**GOAL OF THE EXERCISE:** Copy out each line of the data that includes the string "settings".

[Extracted records]
____

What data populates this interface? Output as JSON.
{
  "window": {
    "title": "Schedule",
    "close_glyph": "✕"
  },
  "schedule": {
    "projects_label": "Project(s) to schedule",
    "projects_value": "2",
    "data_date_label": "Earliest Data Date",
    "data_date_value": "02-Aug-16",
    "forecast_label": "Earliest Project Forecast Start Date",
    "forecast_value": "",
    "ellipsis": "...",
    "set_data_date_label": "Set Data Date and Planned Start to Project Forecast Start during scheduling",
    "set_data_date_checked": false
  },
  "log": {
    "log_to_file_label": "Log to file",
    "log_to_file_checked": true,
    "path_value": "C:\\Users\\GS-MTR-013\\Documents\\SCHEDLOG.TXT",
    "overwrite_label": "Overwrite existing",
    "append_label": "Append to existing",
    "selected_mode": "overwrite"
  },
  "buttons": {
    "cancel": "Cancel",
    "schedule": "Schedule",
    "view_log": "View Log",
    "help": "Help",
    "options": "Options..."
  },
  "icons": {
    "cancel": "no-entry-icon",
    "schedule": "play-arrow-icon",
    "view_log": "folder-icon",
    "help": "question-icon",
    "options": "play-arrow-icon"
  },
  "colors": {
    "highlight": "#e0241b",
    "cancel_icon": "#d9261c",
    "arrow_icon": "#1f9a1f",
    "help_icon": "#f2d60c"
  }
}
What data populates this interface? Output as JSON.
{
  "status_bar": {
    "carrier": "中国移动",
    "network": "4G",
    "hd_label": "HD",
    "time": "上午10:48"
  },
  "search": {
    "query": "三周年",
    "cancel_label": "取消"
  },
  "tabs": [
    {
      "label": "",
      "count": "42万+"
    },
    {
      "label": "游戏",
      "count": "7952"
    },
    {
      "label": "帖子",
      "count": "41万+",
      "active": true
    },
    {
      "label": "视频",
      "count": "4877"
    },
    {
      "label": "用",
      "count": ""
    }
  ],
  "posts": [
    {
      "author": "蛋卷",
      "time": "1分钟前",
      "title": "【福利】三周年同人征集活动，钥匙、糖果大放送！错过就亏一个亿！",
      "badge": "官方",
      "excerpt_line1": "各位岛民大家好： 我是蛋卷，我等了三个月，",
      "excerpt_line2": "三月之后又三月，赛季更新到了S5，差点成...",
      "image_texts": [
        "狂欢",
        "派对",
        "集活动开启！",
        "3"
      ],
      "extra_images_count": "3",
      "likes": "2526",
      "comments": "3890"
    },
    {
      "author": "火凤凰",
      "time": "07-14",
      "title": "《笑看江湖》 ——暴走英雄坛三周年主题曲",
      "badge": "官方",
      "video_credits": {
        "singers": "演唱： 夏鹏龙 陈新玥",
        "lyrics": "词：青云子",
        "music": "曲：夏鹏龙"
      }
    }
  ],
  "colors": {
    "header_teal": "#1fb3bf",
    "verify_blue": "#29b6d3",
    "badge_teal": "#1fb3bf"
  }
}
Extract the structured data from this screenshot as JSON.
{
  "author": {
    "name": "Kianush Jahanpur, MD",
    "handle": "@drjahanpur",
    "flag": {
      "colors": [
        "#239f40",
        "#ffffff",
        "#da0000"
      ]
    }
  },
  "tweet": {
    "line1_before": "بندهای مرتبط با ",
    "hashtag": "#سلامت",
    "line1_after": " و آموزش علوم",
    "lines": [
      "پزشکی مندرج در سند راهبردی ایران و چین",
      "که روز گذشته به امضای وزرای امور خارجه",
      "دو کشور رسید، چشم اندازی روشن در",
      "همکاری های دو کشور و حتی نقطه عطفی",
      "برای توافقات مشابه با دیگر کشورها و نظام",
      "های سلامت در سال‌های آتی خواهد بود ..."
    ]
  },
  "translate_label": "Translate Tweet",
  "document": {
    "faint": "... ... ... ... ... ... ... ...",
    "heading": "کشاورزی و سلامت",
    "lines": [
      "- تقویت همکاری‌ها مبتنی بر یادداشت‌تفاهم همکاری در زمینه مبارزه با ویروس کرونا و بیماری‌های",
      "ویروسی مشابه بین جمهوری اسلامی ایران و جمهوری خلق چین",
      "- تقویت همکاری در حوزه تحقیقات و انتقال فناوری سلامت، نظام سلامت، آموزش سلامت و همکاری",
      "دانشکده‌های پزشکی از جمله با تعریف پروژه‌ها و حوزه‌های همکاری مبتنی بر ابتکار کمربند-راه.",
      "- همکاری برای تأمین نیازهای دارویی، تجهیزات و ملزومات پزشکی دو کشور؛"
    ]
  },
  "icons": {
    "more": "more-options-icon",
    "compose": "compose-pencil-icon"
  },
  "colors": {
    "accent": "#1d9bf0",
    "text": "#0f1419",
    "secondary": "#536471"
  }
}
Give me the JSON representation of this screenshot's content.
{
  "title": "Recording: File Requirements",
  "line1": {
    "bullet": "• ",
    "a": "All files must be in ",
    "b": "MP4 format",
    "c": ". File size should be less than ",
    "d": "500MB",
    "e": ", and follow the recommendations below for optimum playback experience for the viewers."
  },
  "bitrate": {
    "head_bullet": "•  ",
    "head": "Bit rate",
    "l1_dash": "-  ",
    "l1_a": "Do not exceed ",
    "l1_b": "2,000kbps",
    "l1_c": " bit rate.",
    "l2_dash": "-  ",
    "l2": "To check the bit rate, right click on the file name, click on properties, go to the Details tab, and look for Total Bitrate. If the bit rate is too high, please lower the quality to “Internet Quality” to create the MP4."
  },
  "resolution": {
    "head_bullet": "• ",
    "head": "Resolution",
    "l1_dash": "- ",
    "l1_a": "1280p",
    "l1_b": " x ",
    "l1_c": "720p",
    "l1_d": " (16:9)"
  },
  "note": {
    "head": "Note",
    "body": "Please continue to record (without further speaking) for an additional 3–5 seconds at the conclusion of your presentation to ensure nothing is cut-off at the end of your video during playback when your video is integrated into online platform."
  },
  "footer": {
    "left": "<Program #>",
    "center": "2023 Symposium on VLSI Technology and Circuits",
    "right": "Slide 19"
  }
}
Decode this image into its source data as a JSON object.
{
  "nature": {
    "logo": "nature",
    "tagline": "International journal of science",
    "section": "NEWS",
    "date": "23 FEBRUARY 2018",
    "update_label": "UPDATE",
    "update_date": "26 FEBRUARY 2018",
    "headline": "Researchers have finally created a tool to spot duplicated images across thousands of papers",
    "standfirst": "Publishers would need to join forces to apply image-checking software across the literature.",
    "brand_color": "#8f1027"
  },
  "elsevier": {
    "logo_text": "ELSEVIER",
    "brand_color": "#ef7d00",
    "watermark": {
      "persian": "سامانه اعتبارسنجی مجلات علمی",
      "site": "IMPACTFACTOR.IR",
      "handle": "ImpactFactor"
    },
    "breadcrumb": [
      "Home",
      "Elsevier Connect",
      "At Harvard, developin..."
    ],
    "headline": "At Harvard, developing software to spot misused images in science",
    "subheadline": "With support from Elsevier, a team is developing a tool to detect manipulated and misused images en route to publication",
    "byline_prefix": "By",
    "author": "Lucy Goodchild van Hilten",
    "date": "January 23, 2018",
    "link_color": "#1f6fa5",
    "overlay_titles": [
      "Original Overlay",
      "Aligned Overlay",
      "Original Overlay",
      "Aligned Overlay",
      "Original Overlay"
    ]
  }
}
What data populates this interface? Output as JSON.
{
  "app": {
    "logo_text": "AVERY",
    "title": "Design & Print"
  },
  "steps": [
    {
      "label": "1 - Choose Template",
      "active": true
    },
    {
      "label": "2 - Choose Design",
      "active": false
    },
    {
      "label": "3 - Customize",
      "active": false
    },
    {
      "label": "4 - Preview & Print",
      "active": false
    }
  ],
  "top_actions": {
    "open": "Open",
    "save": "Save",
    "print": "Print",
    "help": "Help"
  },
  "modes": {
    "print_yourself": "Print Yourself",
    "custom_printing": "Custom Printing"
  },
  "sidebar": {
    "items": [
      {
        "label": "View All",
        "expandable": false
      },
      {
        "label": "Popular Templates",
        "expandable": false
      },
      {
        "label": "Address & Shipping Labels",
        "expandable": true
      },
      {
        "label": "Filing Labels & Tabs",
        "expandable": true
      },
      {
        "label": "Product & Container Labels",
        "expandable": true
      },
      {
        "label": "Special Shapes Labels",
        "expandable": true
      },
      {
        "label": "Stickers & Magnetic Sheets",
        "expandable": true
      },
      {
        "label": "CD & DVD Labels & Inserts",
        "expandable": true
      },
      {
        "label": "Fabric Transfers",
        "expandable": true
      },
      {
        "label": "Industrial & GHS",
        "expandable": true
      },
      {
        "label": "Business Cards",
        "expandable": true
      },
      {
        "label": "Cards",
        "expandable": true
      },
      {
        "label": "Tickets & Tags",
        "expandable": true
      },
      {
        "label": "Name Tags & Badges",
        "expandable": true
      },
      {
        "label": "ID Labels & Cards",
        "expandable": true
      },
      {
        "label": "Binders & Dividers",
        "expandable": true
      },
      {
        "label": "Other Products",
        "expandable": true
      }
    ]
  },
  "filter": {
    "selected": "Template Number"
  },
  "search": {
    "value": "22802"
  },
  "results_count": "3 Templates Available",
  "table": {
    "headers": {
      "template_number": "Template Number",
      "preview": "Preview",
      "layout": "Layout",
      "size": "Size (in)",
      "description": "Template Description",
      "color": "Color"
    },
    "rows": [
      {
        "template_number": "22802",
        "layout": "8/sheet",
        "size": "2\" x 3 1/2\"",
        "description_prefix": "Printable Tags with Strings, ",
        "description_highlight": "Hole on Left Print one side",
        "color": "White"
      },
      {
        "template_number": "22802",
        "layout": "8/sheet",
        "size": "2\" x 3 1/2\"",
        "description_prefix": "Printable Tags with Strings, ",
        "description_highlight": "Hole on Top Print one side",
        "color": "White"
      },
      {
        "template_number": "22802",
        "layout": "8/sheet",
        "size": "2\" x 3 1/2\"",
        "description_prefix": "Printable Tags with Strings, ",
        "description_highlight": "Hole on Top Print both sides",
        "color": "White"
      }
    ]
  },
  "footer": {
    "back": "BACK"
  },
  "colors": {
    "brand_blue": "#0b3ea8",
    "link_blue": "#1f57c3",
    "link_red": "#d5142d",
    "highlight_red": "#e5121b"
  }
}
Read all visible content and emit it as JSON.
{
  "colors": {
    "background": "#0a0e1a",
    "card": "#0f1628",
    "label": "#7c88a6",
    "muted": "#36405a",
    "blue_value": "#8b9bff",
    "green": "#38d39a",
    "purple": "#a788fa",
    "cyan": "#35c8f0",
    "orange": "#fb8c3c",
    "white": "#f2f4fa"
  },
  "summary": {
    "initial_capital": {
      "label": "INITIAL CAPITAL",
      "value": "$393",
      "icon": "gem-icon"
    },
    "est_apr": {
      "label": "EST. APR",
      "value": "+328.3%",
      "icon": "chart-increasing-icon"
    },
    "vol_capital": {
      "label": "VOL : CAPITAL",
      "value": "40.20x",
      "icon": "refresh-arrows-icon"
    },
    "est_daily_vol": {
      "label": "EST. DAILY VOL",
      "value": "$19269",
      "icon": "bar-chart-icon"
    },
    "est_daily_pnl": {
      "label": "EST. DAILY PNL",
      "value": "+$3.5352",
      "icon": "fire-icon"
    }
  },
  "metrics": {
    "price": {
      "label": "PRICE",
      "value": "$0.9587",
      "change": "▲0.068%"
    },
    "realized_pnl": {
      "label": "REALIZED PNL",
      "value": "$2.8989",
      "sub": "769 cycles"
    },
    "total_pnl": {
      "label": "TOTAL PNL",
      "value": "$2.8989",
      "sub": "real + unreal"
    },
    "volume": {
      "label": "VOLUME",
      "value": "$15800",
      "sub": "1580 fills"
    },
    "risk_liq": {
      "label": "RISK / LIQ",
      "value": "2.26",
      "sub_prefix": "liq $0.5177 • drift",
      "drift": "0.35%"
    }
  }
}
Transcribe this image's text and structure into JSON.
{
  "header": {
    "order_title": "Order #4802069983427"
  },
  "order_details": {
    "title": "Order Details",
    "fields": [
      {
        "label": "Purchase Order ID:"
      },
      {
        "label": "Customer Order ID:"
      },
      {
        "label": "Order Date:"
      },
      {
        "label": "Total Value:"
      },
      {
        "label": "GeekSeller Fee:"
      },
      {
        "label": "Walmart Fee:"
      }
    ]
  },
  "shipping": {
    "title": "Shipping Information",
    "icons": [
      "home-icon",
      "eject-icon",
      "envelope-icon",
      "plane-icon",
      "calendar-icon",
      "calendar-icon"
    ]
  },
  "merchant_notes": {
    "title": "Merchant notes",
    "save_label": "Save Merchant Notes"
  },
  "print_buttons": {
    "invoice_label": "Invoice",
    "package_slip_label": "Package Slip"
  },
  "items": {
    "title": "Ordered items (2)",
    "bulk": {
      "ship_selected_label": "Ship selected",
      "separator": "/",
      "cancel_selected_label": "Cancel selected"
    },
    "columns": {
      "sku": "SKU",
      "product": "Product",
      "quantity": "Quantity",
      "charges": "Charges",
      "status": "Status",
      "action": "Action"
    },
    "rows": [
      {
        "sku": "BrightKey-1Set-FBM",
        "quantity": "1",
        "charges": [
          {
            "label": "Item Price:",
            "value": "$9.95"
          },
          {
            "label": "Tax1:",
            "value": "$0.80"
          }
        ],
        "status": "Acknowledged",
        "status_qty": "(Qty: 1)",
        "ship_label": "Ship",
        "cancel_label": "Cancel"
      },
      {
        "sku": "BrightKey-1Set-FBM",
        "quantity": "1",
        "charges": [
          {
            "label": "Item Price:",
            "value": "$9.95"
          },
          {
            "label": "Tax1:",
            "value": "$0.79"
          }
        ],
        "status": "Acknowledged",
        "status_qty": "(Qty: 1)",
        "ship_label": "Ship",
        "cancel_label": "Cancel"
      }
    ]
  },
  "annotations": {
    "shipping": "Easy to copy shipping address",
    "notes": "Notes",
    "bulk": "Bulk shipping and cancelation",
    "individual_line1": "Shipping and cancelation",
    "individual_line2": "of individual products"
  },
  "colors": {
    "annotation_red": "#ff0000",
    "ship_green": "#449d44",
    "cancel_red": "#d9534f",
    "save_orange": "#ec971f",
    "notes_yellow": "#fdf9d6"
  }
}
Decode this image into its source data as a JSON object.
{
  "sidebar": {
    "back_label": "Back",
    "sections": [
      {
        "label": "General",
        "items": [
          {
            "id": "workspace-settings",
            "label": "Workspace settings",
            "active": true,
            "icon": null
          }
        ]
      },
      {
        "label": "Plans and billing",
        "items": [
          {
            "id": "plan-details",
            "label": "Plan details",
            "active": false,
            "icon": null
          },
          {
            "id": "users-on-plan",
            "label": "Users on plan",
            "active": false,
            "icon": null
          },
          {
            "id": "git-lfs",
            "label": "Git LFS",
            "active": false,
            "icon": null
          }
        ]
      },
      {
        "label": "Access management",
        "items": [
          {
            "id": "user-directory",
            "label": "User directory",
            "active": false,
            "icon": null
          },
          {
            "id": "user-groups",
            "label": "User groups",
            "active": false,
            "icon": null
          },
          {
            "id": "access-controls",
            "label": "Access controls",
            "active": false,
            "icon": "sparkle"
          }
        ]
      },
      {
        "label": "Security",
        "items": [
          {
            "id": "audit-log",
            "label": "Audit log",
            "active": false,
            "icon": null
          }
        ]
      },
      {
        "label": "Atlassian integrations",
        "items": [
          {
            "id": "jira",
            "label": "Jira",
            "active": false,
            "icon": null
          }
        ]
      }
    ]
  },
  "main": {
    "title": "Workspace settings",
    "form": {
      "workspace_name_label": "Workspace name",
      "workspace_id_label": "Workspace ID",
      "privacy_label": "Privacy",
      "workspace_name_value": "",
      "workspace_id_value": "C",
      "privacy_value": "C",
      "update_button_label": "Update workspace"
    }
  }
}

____

**ANSWER SECTION:**
            "id": "workspace-settings",
            "label": "Workspace settings",
    "title": "Workspace settings",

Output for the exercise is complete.